Plans to hit residents, businesses and visitors with a wave of parking charges will wreck Eastbourne's economy, it was claimed today.

Under the plans, people who live within the central parking zone would have to pay £52 a year for a permit to park outside their homes while businesses would fork out £300.

Critics say the scheme would be another blow to residents who suffered a huge council tax rise earlier this year.

As in Brighton and Hove, people visiting the zone would have to buy vouchers costing 50p per day or £5 for ten vouchers.

The vouchers would be available to hotels within the zone but managers would decide whether to absorb the cost or pass it on to their guests.

Charging could come into force by spring 2005 and would operate Monday to Saturday, from 8am to 6pm, but not on Sundays.

The central parking zone would stretch from Meads in the west to Seaside in the east and it would cost more to park in the town centre than fringe areas of the zone.

Disabled people would park for free and some parking areas would be designated for permit holders while others would be available to visitors.

Under the scheme, enforcement for the whole of Eastbourne would switch from the police to Eastbourne Borough Council and East Sussex County Council.

Opposition Tory leaders on the borough council denounced the plans and said they would be yet another heavy tax on residents.

Eastbourne was this year hit with the fourth-highest council tax rise in England and Wales at an inflation-busting 38 per cent, largely due to the appointment of waste contractor Sita.

Tory opposition leader Graham Marsden said: "It doesn't make sense to add yet another tax on top of an already heavy burden of local taxation.

"Obviously, there is a cost for putting the scheme into place but I believe those costs can be shared out more sensibly."

Businesses warned Eastbourne's vital tourist industry could be decimated.

Andrew Stuart, chairman of the Eastbourne and Wealden branch of the Federation of Small Businesses, said the charges would be a council-sanctioned stealth tax.

He said: "Our members have experience of similar schemes in other areas that have proved disastrous like in Hastings where charging has had a terrible effect.

"If we kill off Eastbourne's tourist industry, as will happen if this goes ahead, then Eastbourne will be finished make no mistake."

Peter Hawley, chairman of Eastbourne's Hotels Association, said: "We recognise there has to be some changes to the parking management.

"But we are anxious tourists are not overall affected.
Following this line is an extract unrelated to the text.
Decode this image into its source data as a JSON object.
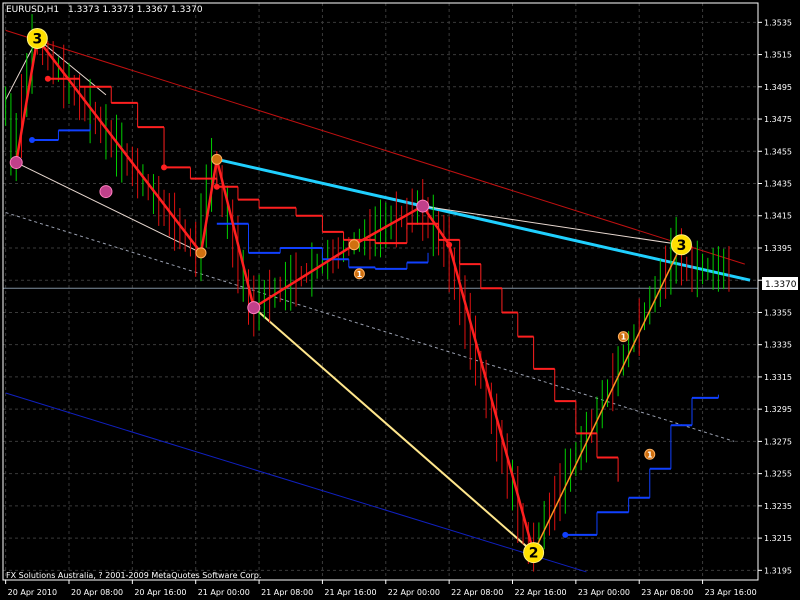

There are a number of concerns but the important thing is that we get it right."

They say the aim is to make life easier for businesses and to allow residents to park nearer their homes and guests closer to hotels.

John Robbins, the county council's section manager for transport strategy, said: "There is a strong feeling in Eastbourne about the free-for-all in parking. We have just a finite number of spaces.

"Everybody is scrambling for too few spaces, which is frustrating."

A two-week consultation starts from next Tuesday, September 30.

An exhibition will be held at the Congress Theatre in Compton Street and information will be available at the Arndale Centre in Terminus Road.

Council officials will analyse feedback from the consultation and the two authorities will consider all the comments early next year.

Tuesday September 23, 2003